Fox was quick to jump on his sword for Manning after his poor performance against the Falcons.
"You have to remember Peyton Manning is a new QB in our system, he is still adjusting to teammates and the things that we are doing that won't happen overnight," the coach said. "That's just a fact you know he is going to get better."
Atlanta, meanwhile, raved about its coverages and was convinced Manning's errors were not of the unforced variety.
"We were able to disguise our coverages very well," Falcons coach Mike Smith said. "That's something we said all week that we had to do. You have to make sure that you don't give the quarterback a pre-snap read and we were able to that early in the game."
"It came down to disguises, and our looks," Moore added. "We came up with a great game plan. (Defensive coordinator) Mike Nolan did an excellent job of game planning this week."
Maybe if Smith and Moore were talking about Brandon Weeden, Russell Wilson or Ryan Tannehill, that kind of spin would fly, but does anyone outside of Atlanta really believe Peyton Manning was confused by the Falcons' pre-snap looks?
A loss to a very good team on the road, especially one that's out of conference, is not the end of the world in the NFL.

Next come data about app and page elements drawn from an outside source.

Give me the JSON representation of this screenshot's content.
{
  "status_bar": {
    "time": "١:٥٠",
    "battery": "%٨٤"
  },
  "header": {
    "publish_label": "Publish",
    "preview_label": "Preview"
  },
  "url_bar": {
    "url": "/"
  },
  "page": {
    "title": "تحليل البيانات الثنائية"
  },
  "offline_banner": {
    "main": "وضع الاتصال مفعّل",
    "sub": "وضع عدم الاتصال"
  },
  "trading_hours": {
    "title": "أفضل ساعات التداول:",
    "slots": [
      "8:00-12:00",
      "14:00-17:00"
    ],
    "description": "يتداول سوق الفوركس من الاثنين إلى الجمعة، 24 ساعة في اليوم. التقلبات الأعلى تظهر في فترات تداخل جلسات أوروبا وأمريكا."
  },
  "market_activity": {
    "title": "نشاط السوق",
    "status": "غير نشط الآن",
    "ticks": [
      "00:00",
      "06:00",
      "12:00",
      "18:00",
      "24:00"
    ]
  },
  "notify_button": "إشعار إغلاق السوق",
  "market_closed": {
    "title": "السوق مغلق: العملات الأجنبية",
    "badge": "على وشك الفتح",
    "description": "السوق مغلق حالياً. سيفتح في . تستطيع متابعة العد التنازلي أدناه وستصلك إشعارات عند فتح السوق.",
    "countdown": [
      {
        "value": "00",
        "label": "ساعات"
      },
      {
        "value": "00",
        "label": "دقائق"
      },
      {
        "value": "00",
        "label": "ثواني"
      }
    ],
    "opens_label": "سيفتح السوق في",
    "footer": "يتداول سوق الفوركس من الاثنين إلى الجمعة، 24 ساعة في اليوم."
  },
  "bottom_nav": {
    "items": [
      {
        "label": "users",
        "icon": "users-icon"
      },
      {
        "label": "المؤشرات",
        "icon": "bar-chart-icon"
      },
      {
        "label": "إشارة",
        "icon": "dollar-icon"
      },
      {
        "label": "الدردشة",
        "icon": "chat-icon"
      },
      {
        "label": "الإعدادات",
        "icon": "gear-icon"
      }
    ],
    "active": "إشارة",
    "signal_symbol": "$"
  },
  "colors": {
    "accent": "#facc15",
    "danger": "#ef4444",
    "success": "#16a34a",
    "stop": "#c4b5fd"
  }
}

Doubt is the bigger problem in Denver on Tuesday and it has creeped into the organization's psyche whether the Broncos want to admit it or not.